A government warning about the dangers of increased use of trains to transport crude oil is giving a boost to supporters of the long-delayed Keystone XL pipeline.
U.S. and Canadian accident investigators urged their governments Thursday to impose new safety rules on so-called oil trains, warning that a “major loss of life” could result from an accident involving the increasing use of trains to transport large amounts of crude oil.
Wednesday at 10:45 a.m., Keystone XL South was supposed to begin piping tar sands crude from Cushing, Okla. to refineries in Texas. That’s what the pipeline’s builder, Transcanada, had announced.
The pumps that keep crude moving through the pipeline were running last Thursday, as TransCanada performed last-minute tests of the system. But on Friday they went silent, according to observers in the area, and so far it looks like they haven’t started up since.
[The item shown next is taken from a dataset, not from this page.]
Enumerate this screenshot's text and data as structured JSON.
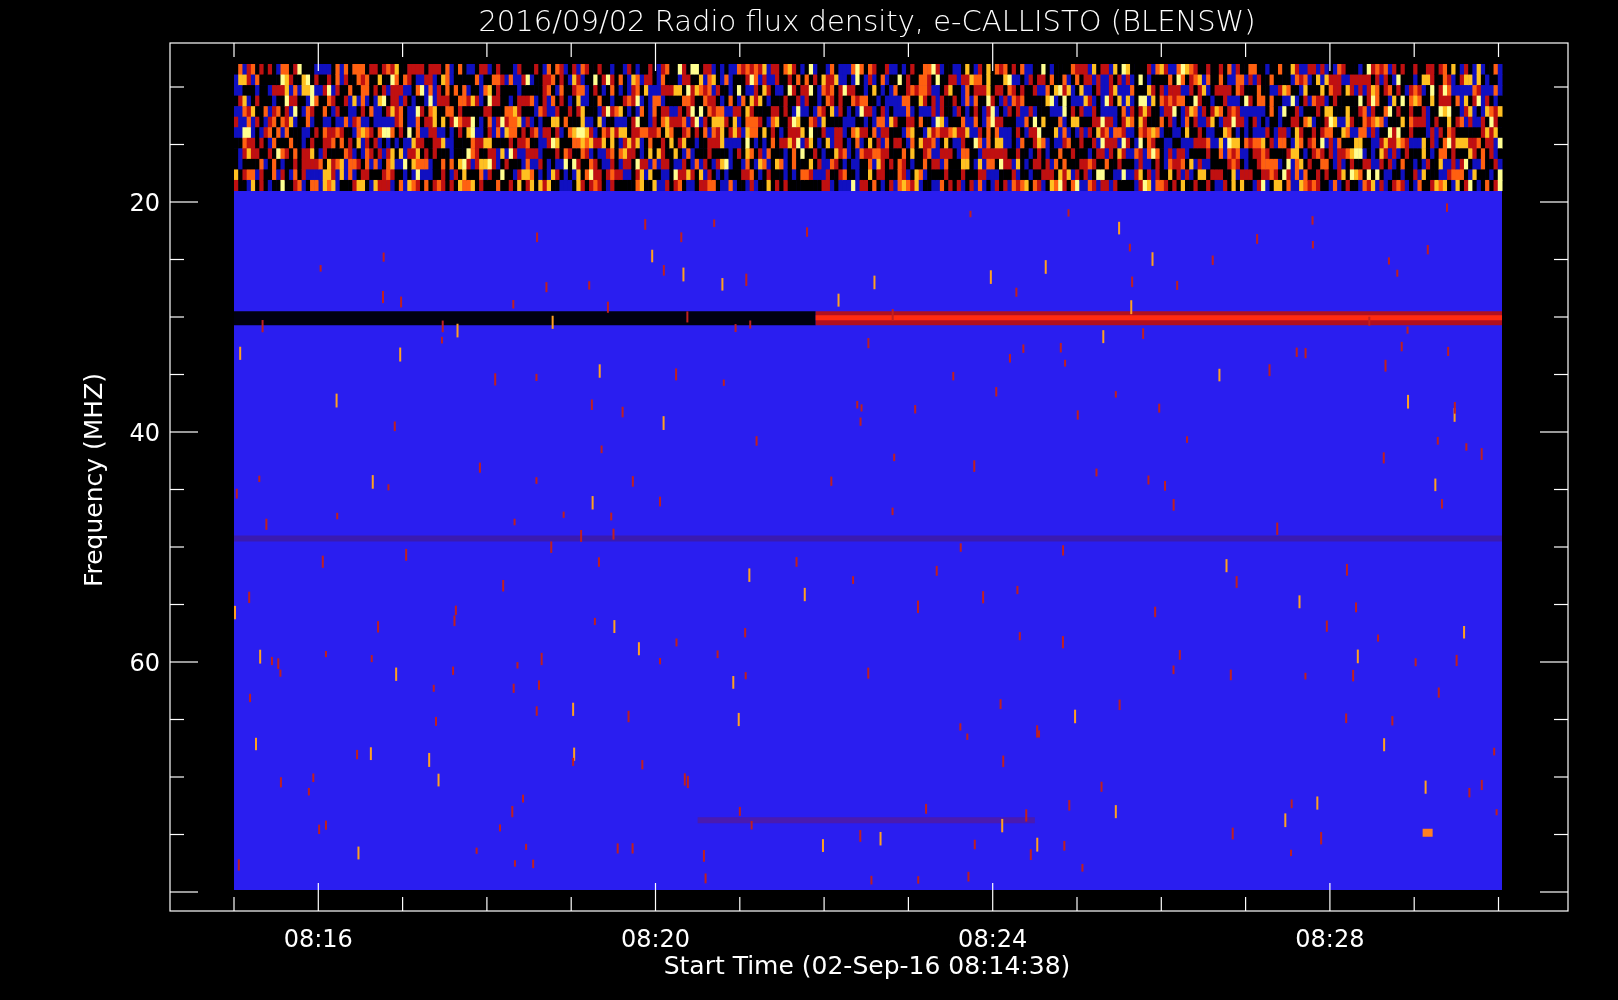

A lawyer for Lac-Mégantic spent most of Thursday morning arguing that it should be able to take part in legal proceedings related to the cleanup and decontamination of the town.
Six companies are contesting orders issued by Quebec’s environment minister to deal with the nearly six million litres of oil that spilled in the July 6 train derailment that killed 47 people in Lac-Mégantic. The town wants to take part in those proceedings, but the companies are opposed to it.
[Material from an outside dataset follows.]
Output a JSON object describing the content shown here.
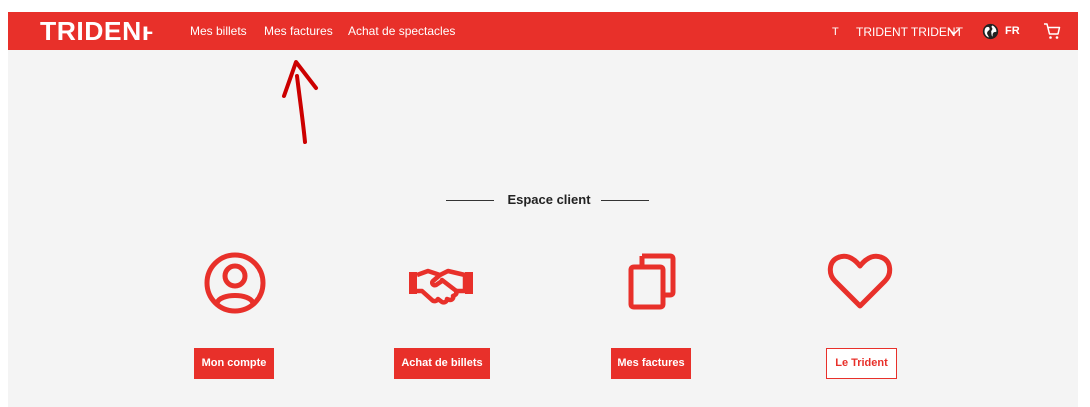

Royal Dutch Shell’s plans to drill for oil off the coast of Alaska face further delays after a US appeals court said the government acted illegally in opening up nearly 30m acres of US Arctic waters to oil exploration six years ago.
The ruling, by the Ninth Circuit Court of Appeals in the US, was a victory for a group of environmental and native Alaskan organisations that has waged a long-running campaign to block Shell from operating in what they consider a pristine wilderness.
Japanese scientists have developed a method to use cosmic rays to see through a nuclear reactor, raising hopes for locating and accounting for melted fuel inside the crippled Fukushima nuclear plant.
“Installing several sensors outdoors for a month or so is enough to get a picture of internal structures,” said Fumihiko Takasaki, a particle physics scientist at the High Energy Accelerator Research Organization. “Our technology is well established, so I hope it will be used to help decommission the stricken reactors at the Fukushima No. 1 nuclear power plant.”
The tsunami that hit the coast of Japan on March 11, 2011 caused the worst nuclear disaster since Chernobyl. In the days following the tsunami, reactors within the Fukushima Daiichi Nuclear Power Plant exploded and leaked radiation into the environment. The United States announced a relief effort led by the Navy – Operation Tomodachi – in which 70,000 Department of Defense-affiliated personnel contributed to providing humanitarian aid to those affected.
Now, three years later, some Navy personnel say they’re experiencing mysterious symptoms, including hemorrhaging and cancer. In some cases, their doctors can’t provide diagnoses and therefore cannot determine if the illnesses are radiation-related. Convinced their illnesses were caused by radiation exposure, 71 of these sailors are banding together in a lawsuit against the Tokyo Electric Power Company – or TEPCO – which operates the Fukushima power plant.